#### DATA LISTING:
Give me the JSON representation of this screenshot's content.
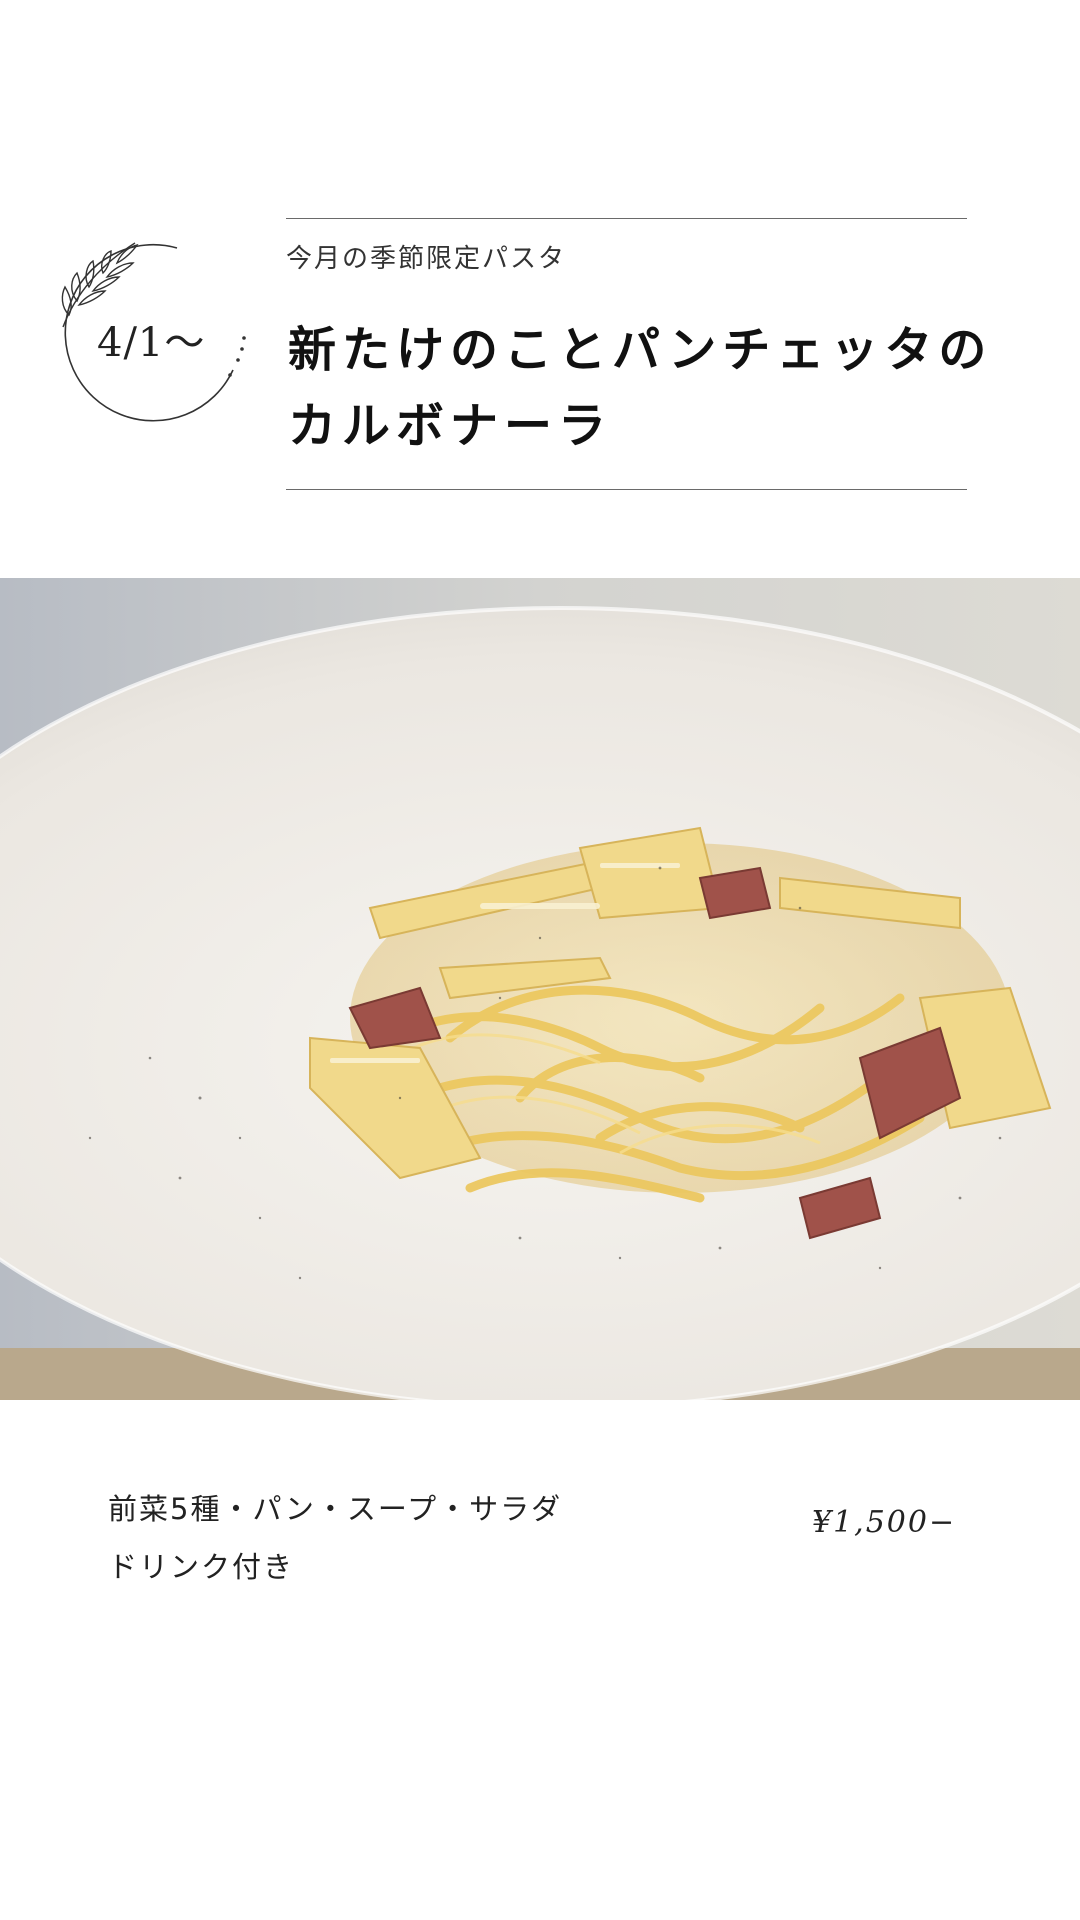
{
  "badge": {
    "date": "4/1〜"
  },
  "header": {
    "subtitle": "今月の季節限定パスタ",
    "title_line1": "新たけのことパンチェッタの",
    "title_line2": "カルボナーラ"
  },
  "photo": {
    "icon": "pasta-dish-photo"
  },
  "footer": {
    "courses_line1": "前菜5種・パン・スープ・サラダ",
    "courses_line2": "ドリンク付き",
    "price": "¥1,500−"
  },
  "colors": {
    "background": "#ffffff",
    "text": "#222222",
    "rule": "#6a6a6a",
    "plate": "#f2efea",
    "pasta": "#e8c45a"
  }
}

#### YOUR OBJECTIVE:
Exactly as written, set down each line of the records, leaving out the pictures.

#### SOLUTION:
Give me the JSON representation of this screenshot's content.
{
  "badge": {
    "date": "4/1〜"
  },
  "header": {
    "subtitle": "今月の季節限定パスタ",
    "title_line1": "新たけのことパンチェッタの",
    "title_line2": "カルボナーラ"
  },
  "photo": {
    "icon": "pasta-dish-photo"
  },
  "footer": {
    "courses_line1": "前菜5種・パン・スープ・サラダ",
    "courses_line2": "ドリンク付き",
    "price": "¥1,500−"
  },
  "colors": {
    "background": "#ffffff",
    "text": "#222222",
    "rule": "#6a6a6a",
    "plate": "#f2efea",
    "pasta": "#e8c45a"
  }
}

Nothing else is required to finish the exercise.